GP: I have two: From a sporting point of view the conclusion of the 2012 season that I already mentioned. We were head to head with Quantum, we started 6 points behind and finished 5 points ahead. A true triumph. On a human level during the Rolex World Championship in 2015 in Puerto Portals: Alberto Roemmers Jr. was helming Azzurra and I was recovering from an operation. We ended that event with an advantage that was so large we were practically assured of the season’s win. Which in fact we got at the final event in Cascais, one race before the end of the season, with the whole Roemmers family there to watch. That was an excellent, maybe even an unbeatable, season.

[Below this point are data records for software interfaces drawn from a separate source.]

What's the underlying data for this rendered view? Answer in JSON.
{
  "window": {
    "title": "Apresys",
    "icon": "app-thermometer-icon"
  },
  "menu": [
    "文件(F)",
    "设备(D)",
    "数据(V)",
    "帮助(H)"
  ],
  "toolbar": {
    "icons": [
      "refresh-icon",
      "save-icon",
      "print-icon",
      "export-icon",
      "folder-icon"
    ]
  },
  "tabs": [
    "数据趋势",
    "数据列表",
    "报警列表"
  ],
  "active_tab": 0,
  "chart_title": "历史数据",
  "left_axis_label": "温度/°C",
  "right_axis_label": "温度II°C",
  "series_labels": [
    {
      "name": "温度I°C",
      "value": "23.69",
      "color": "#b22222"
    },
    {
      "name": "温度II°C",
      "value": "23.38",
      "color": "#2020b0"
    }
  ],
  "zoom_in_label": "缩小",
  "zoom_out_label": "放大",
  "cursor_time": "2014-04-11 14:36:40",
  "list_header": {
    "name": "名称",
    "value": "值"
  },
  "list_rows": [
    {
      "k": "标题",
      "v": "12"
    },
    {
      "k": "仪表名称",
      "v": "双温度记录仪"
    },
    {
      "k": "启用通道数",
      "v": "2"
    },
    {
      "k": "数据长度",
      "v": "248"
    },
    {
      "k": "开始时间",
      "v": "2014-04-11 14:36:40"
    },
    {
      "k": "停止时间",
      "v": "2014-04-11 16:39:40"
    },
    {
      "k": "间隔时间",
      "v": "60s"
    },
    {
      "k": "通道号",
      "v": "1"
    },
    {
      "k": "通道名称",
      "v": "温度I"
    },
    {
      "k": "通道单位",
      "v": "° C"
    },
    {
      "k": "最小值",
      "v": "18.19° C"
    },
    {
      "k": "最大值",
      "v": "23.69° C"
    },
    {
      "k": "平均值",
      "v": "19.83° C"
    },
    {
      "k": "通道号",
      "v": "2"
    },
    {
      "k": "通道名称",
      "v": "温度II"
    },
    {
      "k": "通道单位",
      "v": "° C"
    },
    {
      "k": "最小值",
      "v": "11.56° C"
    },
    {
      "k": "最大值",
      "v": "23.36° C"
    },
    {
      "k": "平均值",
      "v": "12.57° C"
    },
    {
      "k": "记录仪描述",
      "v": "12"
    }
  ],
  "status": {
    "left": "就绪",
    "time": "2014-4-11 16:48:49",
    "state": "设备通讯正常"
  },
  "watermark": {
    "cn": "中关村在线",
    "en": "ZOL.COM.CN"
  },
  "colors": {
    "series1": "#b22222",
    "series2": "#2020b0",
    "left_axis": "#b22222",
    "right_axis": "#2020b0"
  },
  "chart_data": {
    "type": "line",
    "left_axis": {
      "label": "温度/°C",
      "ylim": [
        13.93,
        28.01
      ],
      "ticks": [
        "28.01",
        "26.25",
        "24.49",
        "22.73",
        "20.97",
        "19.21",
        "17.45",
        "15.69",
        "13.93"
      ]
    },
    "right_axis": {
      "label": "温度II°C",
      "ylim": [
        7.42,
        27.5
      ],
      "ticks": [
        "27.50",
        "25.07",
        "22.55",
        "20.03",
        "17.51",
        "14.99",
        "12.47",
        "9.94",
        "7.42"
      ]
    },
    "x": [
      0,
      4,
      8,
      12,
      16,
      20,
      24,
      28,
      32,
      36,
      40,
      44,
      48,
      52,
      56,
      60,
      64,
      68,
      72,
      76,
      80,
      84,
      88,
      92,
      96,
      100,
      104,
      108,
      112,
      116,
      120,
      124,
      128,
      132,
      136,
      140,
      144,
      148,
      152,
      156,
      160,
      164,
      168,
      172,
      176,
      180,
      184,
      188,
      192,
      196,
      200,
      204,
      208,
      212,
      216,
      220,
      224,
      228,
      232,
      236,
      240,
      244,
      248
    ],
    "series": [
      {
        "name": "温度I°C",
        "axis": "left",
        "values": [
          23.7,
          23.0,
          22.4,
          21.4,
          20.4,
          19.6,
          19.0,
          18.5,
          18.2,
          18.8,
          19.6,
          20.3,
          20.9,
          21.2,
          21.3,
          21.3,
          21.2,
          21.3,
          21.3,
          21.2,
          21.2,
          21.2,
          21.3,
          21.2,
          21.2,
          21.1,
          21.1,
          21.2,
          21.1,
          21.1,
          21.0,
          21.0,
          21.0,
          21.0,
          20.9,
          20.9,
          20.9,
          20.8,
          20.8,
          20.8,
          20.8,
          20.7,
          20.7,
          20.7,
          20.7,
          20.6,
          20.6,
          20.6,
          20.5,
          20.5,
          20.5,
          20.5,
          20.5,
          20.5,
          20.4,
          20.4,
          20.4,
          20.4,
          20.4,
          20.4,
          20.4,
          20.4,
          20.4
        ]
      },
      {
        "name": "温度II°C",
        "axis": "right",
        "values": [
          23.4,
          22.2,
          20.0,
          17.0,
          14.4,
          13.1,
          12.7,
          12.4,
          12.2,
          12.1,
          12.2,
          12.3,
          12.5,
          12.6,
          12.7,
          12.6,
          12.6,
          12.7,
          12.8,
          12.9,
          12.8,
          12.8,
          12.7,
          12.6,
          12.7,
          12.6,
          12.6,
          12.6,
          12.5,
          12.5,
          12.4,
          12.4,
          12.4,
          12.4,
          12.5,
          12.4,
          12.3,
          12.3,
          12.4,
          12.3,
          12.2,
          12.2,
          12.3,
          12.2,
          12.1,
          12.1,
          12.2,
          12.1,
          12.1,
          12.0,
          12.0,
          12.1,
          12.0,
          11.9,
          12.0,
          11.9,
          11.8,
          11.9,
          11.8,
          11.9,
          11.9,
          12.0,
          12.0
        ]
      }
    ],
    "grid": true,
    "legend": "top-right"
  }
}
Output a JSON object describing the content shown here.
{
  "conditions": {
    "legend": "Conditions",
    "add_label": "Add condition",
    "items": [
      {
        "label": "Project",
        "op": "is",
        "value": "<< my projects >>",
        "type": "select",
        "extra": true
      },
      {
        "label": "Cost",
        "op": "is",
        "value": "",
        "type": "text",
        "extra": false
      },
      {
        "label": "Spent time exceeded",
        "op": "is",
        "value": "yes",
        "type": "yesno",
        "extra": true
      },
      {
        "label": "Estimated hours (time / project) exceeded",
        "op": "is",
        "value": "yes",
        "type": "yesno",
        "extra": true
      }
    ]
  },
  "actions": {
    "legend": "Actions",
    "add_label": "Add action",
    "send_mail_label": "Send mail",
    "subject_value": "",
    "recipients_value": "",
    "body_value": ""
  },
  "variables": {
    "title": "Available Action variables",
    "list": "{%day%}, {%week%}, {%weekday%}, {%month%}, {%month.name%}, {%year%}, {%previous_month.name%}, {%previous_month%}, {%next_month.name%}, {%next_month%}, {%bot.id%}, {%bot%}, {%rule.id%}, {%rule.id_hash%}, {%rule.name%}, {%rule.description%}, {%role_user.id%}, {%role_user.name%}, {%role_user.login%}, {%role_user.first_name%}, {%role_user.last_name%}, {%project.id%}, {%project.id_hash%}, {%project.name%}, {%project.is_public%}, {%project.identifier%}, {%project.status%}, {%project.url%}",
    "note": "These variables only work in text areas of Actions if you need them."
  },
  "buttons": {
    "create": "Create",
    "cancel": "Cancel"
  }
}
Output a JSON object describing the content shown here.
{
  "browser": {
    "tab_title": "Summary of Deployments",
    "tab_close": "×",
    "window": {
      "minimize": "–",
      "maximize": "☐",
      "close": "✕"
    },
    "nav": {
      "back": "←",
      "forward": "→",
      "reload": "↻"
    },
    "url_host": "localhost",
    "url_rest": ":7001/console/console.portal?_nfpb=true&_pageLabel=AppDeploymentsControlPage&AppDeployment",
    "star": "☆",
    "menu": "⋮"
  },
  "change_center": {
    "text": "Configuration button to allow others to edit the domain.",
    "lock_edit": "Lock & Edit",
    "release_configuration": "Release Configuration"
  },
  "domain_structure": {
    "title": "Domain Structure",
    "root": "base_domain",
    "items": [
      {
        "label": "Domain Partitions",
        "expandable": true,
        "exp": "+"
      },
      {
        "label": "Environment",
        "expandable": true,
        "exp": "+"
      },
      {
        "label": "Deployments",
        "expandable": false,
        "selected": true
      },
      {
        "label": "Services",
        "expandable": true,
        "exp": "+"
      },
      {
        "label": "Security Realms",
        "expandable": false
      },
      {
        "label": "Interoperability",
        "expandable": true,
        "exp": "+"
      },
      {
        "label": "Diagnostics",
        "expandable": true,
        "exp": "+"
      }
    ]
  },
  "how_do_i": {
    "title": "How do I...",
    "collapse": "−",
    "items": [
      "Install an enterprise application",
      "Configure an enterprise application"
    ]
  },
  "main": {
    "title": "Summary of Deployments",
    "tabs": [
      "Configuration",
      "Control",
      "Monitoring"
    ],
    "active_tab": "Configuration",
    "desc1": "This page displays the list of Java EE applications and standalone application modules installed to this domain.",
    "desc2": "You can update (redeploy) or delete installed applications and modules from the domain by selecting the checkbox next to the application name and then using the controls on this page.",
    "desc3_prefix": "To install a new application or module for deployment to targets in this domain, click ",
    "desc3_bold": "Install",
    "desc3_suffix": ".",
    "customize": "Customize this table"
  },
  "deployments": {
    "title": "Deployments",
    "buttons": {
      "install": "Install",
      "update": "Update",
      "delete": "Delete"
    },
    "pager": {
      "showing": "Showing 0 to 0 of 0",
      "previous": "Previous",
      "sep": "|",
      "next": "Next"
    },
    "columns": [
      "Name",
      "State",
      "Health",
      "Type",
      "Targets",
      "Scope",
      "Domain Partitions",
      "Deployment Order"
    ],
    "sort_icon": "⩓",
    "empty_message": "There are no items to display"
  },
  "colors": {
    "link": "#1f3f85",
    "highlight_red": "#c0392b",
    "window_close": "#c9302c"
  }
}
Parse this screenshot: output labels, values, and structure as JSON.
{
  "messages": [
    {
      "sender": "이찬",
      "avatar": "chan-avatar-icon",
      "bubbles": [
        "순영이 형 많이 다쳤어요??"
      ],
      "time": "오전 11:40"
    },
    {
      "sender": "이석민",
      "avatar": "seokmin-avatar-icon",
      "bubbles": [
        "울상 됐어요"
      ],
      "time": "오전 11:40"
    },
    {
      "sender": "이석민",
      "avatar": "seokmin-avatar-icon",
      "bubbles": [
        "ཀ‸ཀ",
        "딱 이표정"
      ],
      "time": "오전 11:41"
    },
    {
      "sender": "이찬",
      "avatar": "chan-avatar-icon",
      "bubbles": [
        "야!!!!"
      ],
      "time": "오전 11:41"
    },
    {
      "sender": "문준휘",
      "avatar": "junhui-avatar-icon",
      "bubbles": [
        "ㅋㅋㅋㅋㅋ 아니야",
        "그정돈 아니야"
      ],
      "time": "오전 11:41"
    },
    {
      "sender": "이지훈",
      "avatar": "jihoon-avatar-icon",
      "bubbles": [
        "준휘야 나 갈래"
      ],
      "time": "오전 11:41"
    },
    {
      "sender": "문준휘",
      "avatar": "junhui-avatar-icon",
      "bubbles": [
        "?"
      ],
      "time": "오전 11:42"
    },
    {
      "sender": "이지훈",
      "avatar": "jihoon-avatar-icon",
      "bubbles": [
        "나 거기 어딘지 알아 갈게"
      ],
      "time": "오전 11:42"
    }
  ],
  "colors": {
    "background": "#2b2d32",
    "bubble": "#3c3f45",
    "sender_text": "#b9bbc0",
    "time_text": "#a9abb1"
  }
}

Another unforgettable win was the one on your 52nd birthday, at YCCS, Azzurra’s home waters...
GP: Right! We have to add this third memory. Just recently I posted a photo from the party we had on the YCCS terrace on my Instagram account. That was unforgettable. I want to win the 52 Super Series again, but I’ll never be able to do it again on my 52ndbirthday. It was an exceptional combination of numbers that day, as if the 52 Super Series and I were made for each other. This adventure will continue.
You’re Argentinean and Italians with just one Kiwi, Grant “Louie” Loretz, aboard. How is he doing?
GP: 2013 was his first season aboard Azzurra and it must have been hard for him. Louie was coming from ETNZ, a more complex and corporate structure than ours. But he wasn’t the only English speaker aboard and he had already sailed with us in 1999, on the maxi yacht Alexia, that’s when we met. He adapted to our style and maybe we have become more Kiwi too. For sure now he’s part of the family.
What are your hopes for the immediate future?
GP: I hope for what everyone is hoping for these days: that the world will soon find its way out of this pandemic. After that I hope to get back to sailing as soon as possible, we want to defend our title as 52 Super Series champions.
Riccardo Bonadeo, as Commodore of the Yacht Club Costa Smeralda and the former CEO of the Consorzio Azzurra for the America’s Cup, shared these words: “We were planning on celebrating Azzurra’s tenth season during the 52 Super Series event scheduled to be held in Porto Cervo, but health and the respect for government regulations come first. Now our plans have changed and we’ll celebrate as soon as possible the Azzurra’s tenth anniversary in the most competitive circuit in professional sailing. The past years have seen Azzurra face great challenges on the water and enjoy important successes, time has flown by. None of this would have been possible without the dedication of our club members, the Roemmers family who I want to thank more than ever, both on my own part and on the part of the YCCS. Thank you for bringing our burgee to Azzurra’s successes, thank you for having built this high profile team, the 52 Super Series’ defending champions and winners of the 2020 season’s first event in March in Cape Town. I also want to thank the Princess Zahra Aga Khan, who has baptised all four of the boats named Azzurra that we have built in the past years. When, on the 17th of May, 2011, the Princess baptised the first TP52 version of Azzurra, I couldn’t help but think of the continuation her presence represented after the Azzurra 12 Metre Class yachts that had been baptised by her mother the Begum Salimah.”